Doreen Allerkamp
Universität Mannheim
Doreen Allerkamp
Universität Mannheim
Open Panel

Abstract

For many in Great Britain, “an Island off the North-West Coast of Europe” (Wallace 1996), “Europe” refers to “the Continent”, or what geographically might be referred to as “Conti¬nental Europe”. In this conception, which is pervasive today in public and political discourse, “Europe” most emphatically does not include the United Kingdom (UK). Given that the Brit¬ish Isles have most definitely been an integral part of “European” history since before the Roman invasion, and that the UK today plays a prominent role in European Union (EU) poli¬tics, the emergence and persistence of this notion is puzzling.
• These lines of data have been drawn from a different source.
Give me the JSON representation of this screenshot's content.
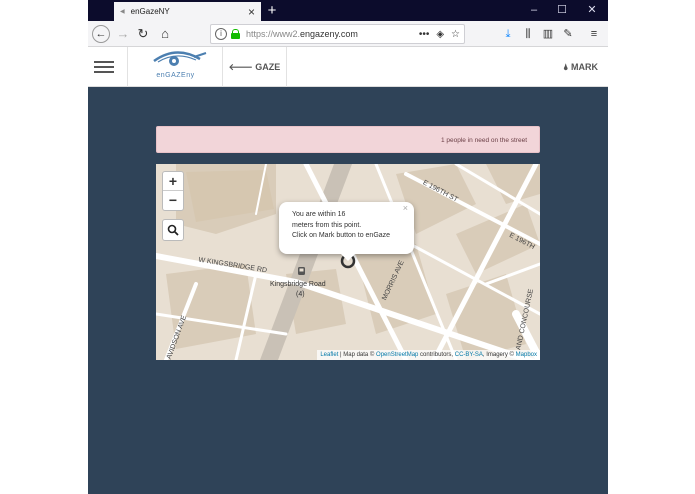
{
  "browser": {
    "tab_title": "enGazeNY",
    "tab_close": "×",
    "new_tab": "+",
    "window_controls": [
      "–",
      "☐",
      "✕"
    ],
    "url_prefix": "https://www2.",
    "url_host": "engazeny.com",
    "url_actions": [
      "•••",
      "◈",
      "☆"
    ]
  },
  "site": {
    "logo_text": "enGAZEny",
    "gaze_label": "🡐 GAZE",
    "mark_label": "🌢 MARK"
  },
  "alert": {
    "text": "1 people in need on the street"
  },
  "map": {
    "zoom_in": "+",
    "zoom_out": "−",
    "popup": {
      "close": "×",
      "line1": "You are within 16",
      "line2": "meters from this point.",
      "line3": "Click on Mark button to enGaze"
    },
    "labels": {
      "kingsbridge_rd": "W KINGSBRIDGE RD",
      "kingsbridge_road_station": "Kingsbridge Road",
      "station_line": "(4)",
      "morris_ave": "MORRIS AVE",
      "e196": "E 196TH ST",
      "e196_right": "E 196TH",
      "grand_concourse": "AND CONCOURSE",
      "davidson_ave": "AVIDSON AVE"
    },
    "attribution": {
      "leaflet": "Leaflet",
      "sep": " | Map data © ",
      "osm": "OpenStreetMap",
      "contrib": " contributors, ",
      "license": "CC-BY-SA",
      "imagery": ", Imagery © ",
      "mapbox": "Mapbox"
    }
  }
}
This paper explores the origins and meaning of this peculiarly British notion of “Europe”, tracing the evolution of the narra¬tive of Britain as separate from “Europe” and asking why it has not disappeared, at the latest, with the UK’s accession to the European Communities in 1973.